Why do tubelights make noise?

If you ever wondered why does your tube light or other fluorescent lights make noise (often noticeable in a quiet room and sometimes even in normal background noise in case of old lights). The reason magnetostriction. When current moves through coils or wires, magnetic field is produced with it. This magnetic field causes the material to magnetic and demagnetize (and in case of alternating current (AC) at the frequency of ~50Hz). During the process of magnetization and its reversal, the magnetic domains change their orientation and hence the material changes dimensions to some extent.

This change due to rotation of magnetic domains to align with the magnetic field causes the material to vibrate at hence causing the noise. This is generally the noise that we hear from the tube lights, but one man's limitation is another man's sensor. This effect can be used to create magnetostrictive materials that act as sensors or actuators.

Note (from Wikipedia under creative commons share alike license): Most magnetic materials are polycrystalline, composed of microscopic crystalline grains. These grains are not the same as domains. Each grain is a little crystal, with the crystal lattices of separate grains oriented in random directions.

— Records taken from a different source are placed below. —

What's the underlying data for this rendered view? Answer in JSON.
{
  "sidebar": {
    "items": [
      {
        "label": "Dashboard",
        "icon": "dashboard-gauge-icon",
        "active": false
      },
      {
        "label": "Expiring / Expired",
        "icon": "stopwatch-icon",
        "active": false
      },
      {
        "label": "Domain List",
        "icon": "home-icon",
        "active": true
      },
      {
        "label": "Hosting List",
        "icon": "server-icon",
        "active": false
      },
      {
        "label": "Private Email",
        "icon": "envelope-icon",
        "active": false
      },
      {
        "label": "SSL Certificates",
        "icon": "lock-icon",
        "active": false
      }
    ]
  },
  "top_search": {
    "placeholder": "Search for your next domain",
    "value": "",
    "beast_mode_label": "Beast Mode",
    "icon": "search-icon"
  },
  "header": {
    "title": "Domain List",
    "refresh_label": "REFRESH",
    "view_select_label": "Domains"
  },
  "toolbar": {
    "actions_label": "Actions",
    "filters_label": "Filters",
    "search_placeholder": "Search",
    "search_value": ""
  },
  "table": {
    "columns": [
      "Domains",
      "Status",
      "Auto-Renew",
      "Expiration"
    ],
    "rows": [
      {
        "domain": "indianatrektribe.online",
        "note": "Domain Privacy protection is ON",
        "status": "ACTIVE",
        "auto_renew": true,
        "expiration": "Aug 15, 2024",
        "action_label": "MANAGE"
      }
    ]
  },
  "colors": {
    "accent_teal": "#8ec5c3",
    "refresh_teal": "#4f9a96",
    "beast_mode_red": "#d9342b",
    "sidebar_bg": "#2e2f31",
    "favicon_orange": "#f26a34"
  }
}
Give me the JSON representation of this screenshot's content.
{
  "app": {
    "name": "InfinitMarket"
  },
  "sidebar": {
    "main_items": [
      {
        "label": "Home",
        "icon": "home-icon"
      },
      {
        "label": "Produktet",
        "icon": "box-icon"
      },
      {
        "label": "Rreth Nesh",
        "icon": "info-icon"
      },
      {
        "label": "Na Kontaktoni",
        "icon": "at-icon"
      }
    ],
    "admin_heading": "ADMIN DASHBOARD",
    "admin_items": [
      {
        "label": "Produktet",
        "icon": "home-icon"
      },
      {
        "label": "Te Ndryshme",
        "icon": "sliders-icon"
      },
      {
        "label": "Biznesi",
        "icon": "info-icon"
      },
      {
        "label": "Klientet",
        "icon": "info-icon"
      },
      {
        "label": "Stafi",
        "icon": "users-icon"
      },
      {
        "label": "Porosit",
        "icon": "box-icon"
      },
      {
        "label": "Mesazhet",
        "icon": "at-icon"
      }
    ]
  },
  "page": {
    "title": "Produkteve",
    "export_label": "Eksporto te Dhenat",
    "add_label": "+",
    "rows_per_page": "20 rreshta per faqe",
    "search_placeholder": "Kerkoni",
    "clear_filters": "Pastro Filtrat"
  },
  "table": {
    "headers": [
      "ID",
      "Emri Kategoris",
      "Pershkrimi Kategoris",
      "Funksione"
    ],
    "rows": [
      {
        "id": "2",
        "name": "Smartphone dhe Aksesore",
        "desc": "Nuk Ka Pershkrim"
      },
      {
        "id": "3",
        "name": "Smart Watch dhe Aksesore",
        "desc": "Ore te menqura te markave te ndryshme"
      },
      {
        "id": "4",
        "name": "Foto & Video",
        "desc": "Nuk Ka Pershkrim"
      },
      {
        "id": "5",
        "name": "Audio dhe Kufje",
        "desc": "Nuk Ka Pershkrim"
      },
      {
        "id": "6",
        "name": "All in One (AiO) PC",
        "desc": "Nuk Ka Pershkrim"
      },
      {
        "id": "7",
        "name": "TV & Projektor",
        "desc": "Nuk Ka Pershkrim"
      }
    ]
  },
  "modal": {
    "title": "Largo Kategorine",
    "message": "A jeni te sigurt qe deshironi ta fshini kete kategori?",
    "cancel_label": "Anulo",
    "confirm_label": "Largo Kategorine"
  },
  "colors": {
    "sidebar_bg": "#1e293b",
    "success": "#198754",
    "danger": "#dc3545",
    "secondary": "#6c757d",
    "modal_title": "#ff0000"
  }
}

In most materials, each grain is big enough to contain several domains. Each crystal has an "easy" axis of magnetization, and is divided into domains with the axis of magnetization parallel to this axis, in alternate directions.

Why do two parts of a broken magnet repel each other?

When you break a magnet, it often seems that the polarities have flipped.
This doesn't actually happen.
No polarity reversal occurs when you think the poles have flipped
- you are dealing with a magnet that has an axial field 
(pointing out through the flat face.) When you break 
it, each half has similar field, pointing in the same direction, which 
is unstable. One piece will want to flip so that the fields line up 
anti-parallel (lower energy situation).  
Whether the broken magnet attracts or repels each other depends
on how the poles were previously present.

If the original magnet looked like
N |                             | S
After it's broken, it becomes
  +-----------+     +---------------+
N |           |S   N|               | S
  +-----------+     +---------------+ 
The two broken parts will attract each other.

However, if the original magnet looked like:
(poles on the flat faces of the magnet)

  |                                |

After it is broken, it becomes

         N                    N
  +---------------+   +-----------------+
  |               |   |                 |
  +---------------+   +-----------------+
         S                    S

Therefore the two parts will repel each other and will try to invert.

These are only two simple cases. In reality, the poles
of a magnet can be more complicated. This just illustrates how the poles
affect behavior of magnets.